Probably not. Insurance is an industry run by a combination of typically beautiful crooks and people who are extremely good at math. It wouldn’t be so bad if insurance companies didn’t do all they could to screw the marks customers out of the money they should be entitled to at literally the only time they’re expected to do anything whatsoever in exchange for the money they collect year after year in the form of premiums that consistently go up for literally no fucking reason at all. But they do. Ever make a claim on your car insurance or homeowner’s insurance? Remember the experience? Now imagine trying to get those bastards to pay for something intangible. If I recall correctly from the last time someone tried to upsell me on my insurance (talk about barking up the wrong tree), it’s about a seven dollar a year premium addition and there’s probably an excellent reason for that. It’s bullshit and they will never pay you a dime, no matter what happens.

Why was this post so sarcastic and profane? My delicate sensibilities are offended.

I don’t care. This is my blog. Get out. And to answer your question, I’m not sure. I’m in a funny mood tonight. I hope I succeeded in providing some worthwhile information and entertaining at the same time. Maybe more people would read this blog if I could master that skill. I guess this post will serve as a test.

Would You Like $50 for Doing Almost Nothing?

$50 could buy you an unlimited shrimp dinner at Outback Steakhouse for a pair of gluttons like my friend and I if you time it right. Bonus points if your friend says everything in an awesomely obnoxious Australian accent the entire time!

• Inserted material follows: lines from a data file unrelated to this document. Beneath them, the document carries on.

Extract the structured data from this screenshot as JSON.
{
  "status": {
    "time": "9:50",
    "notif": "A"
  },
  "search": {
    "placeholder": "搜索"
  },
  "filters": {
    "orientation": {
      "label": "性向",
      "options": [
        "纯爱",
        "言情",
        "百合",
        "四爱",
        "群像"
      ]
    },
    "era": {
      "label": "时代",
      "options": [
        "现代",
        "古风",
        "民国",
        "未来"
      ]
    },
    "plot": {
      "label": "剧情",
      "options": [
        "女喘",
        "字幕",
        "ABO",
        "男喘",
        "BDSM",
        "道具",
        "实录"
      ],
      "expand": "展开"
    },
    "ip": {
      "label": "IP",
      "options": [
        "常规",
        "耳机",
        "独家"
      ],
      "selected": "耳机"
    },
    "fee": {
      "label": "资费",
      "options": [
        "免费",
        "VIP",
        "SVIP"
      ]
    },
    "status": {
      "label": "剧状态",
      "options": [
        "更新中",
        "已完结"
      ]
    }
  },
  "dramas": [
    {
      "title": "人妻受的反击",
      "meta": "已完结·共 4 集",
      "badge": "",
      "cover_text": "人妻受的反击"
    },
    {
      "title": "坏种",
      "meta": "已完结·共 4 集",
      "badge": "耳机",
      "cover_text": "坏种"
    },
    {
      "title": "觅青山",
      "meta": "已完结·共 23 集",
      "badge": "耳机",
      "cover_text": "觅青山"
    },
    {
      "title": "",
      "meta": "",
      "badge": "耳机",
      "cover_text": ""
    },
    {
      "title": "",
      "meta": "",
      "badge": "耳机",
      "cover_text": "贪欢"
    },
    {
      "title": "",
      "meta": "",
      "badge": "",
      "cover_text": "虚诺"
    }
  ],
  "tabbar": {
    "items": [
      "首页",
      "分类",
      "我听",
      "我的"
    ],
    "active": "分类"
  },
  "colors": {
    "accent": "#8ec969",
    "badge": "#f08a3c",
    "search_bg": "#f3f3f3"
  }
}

My most faithful readers may have noticed that last week, I missed the Friday post in the Monday, Wednesday, Friday pattern I’ve been following for a while now. This was one of the results of a little adventure I had while on a trip to the oil country. I plan to write a post about that trip next week because I think there were some worthwhile things to mention about it. But for now, just know that I wound up spending an extra night in a hotel room there. For some reason, I decided to read through some emails and for a less mysterious reason, I decided to act on one of them.

Not too long ago, I wrote about my new SoFi checking account. I’m happy to report that it has been a great experience so far. I haven’t been charged any fees (not even for checks, which most banks do charge for now), the bill pay functionality has worked smoothly, transfers to other accounts have been likewise, and I’ve been paid 2.25% interest on the money I’ve run through the account. So I’m very happy. But like any company that truly finds a place in my heart, that wasn’t good enough for the people at SoFi. So they found a way to put a little more money in my pocket and emailed me their idea. And on a scorching evening in a west Texas hotel room, I read that email.

Simply put, SoFi will pay me $50 for everyone I refer to them who starts a checking account. But they didn’t just give me an incentive; they wanted to welcome new customers into the SoFi family in style. And they’re going to do that by depositing $50 into the new accounts of everyone I refer to SoFi who starts one. That’s right folks, everybody wins! And it gets better. Once you’ve gotten your free $50, you can turn around and make $50 more for everyone you sign up. This means that anyone with a spouse or significant other who also likes free money has just been handed $150…or more! You can multiply that $50 times as many friends as you have who are interested in having a free $50 of their own.

Up to this point, I have written this blog for zero compensation. No advertising, no referral links, nothing. Simply put, income is not my goal in doing this. That said, if you have enjoyed reading my blog to such an extent that you’d like to toss a little cash my way as a thank you, make a little for yourself in the process, and try out a checking account that comes recommended by someone who has had them at literally dozens of different banks, feel free to use this link – which will do all of those things. If not, I will probably still manage to survive and will definitely keep writing this blog as long as I continue to enjoy doing so. And either way, I wish you a wonderful Wednesday!

P.S. As an extra little bonus, if you click the link above, you will learn what the B in B. Money stands for.